Chilida admired the field of colour and strength of Rothko’s works, the intensity and dispossession of Tàpies, the sobriety of the last coastal landscapes by Braque. And the freedom and brushstrokes of Goya, always Goya... With Monet, another of the artists he admired, he was concerned at the end of his life by what he referred to as the ‘instantaneities’. Nature was thus perceived in its atomisation. In his later years, he painted the pond in his Giverny garden time and time again, water landscapes that reproduce the watercourse itself and a horizon with no borders. He said that he merely obeyed instinct ‘because I have rediscovered the huge powers of intuition, which I allow to take over in my work, and so I have been able to identify myself with the created world and lose myself in it’.8. The microscopic view finds an unstable world of metamorphosis, an insatiable search for that natural instant in which sensation is prolonged. This legacy of a near-blind painter was to be essential for the artists of the second half of the 20th century.

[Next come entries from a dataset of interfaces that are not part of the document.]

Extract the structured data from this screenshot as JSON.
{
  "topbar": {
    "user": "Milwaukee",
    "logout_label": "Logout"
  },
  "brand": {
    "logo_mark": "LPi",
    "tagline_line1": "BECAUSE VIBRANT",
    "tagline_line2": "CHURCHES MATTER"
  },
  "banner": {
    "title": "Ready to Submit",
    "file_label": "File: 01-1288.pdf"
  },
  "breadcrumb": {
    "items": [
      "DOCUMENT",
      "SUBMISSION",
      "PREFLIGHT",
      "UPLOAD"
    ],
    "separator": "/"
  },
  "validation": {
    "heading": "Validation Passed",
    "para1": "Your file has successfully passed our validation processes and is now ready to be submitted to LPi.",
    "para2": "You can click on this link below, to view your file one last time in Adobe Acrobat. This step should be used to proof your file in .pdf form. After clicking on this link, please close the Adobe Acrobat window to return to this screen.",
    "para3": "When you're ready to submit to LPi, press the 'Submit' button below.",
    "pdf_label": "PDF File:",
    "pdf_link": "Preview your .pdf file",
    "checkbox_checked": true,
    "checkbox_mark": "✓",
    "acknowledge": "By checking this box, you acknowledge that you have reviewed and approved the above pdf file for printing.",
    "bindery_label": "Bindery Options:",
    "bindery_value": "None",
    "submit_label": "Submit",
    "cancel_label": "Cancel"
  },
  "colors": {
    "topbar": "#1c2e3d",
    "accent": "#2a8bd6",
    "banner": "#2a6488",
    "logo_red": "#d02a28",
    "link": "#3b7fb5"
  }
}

In parallel with the painting, Gonzalo Chillida takes an exhaustive selection of photographs that make up a huge atlas of landscapes, comprising thousands of pictures, of which a small portion are being shown to the public for the first time. The photographs taken with his analogical Leica camera from the 1950s and developed by hand all respond to a specific, recurring view that looks to capture in an instant an atmospheric quality or optimal framing. He occasionally creates photomontages to obtain a broader or panoramic view and develop long series with variations of the same motif at almost the same moment in time. At times, photography becomes the base or main subject of his paintings.
In the year 2000, Gonzalo (our father) worked with the architect Xabier Unzurrunzaga on the project for
the church of Benta-Berri, where he painted the mural in the apse on site in collaboration with his son, Juan Chillida. Egunsentia/Dawn, the title of the work, is a recurring motif in
2- J. Y. BRIGGS.; F. D. PEAT, Fractales, p. 18, Ed. Digital, 2000.
3- Rafael PÉREZ DELGADO, Juan Ramón Jiménez, El Nuevo Mar, numbered and signed edition, 189 copies with 11 prints by Gonzalo Chillida, Col. Tiempo para la Alegría, Ed. R. Díaz Casariego, Madrid, 1965.
4- Antonio SAURA, El mar de Gonzalo Chillida, Galería Elvira González, Madrid, 1994 *.
5- Chillida Ameztoy Archive, Author’s manuscript, n.t./ n.d.
6- Miguel ZUGAZA, Presentation of the book Gonzalo Chillida. Pintura, Museo del Prado, Madrid, 2006.
7- Gabriel CELAYA, Gonzalo Chillida, Galería Theo, Madrid, 1979*
8- Daniel WILDESTEIN,Claude Monet, biography and itemised catalogue, vol. IV, Lausanne-Paris, 1985.
9- Francisco CALVO SERRALLER,Pintar al límite, Ed. Museum of Fine Arts of Bilbao, 1989*.
* Compiled and referenced in the book Gonzalo Chillida. Pintura, Ed. A. Chillida - TF Editores, Madrid, 2006.